The new guard of leaders will be called upon to reform their firms as they navigate multiple headwinds. Profit margins are being squeezed due to fee compression, escalating costs, regulation, consolidation and intense competition. Artificial intelligence, big data and blockchain are beginning to shake up all aspects of the investment business. CEOs of mid-sized firms face the additional threat of being squeezed out by giant, global distributors on the one hand, and alpha-generating boutiques on the other. Invesco’s CEO Martin Flanagan went so far as to predict that a third of asset managers could go out of business over the next five years, amidst a wave of closures and consolidation.
To achieve profitable growth against this backdrop, leaders will need to cut underperforming business lines and identify which competitive advantages merit further investment. CEOs will require a new quiver of skills, according to Casey Quirk:
- Creating new success metrics for strategic planning and incentives
- Making clear, well-articulated choices that define the case for change
- Allocating resources in budgets and in balance sheets
- Modernizing the operating model across governance, brand, data and technology
- Managing cultural evolution, especially as non-traditional talent recruitment rises
- Driving change with agile decision-making and project execution
“New CEOs may not have the experience of their more tenured peers, but they may be well positioned to reinvent their firms,” Casey Quirk wrote in a recent white paper, ‘Industrial Evolution: Securing Profitable Growth in Tomorrow’s Asset Management Industry’. “Most will be able to take more career risk, given that more of their total compensation not only lies ahead of them, but also depends on effectively navigating tomorrow’s more challenging operating environment. They can more closely align their success—and their incentives—with the large-scale nature of multi-year transformation.”
 “Next generation” CEOs have been in post for four years or fewer. Their average tenure is two years and their average age is 53.
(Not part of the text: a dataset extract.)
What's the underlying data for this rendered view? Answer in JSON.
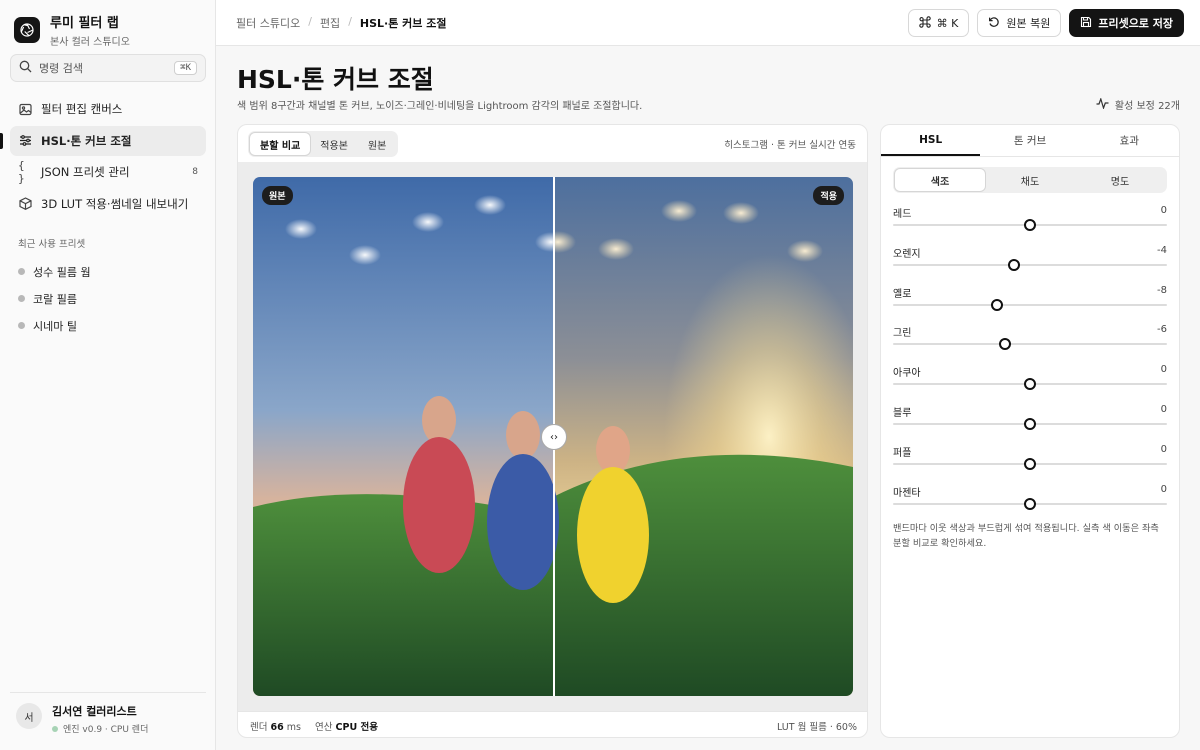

 These CEOs have been in post for an average of 10 years.
 The U.S. Securities and Exchange Commission is planning to investigate this year whether barriers to small and mid-sized asset managers, as well as M&A activity, could curtail investors’ choice.
 Investment firms are introducing diversity and fresh ideas throughout the ranks. “Star asset managers and salespeople drove much of the industry’s early expansion, and were well compensated. Success in tomorrow’s industry will require equally rewarding new types of talent: marketing, technology, finance and human resources,” Casey Quirk observed.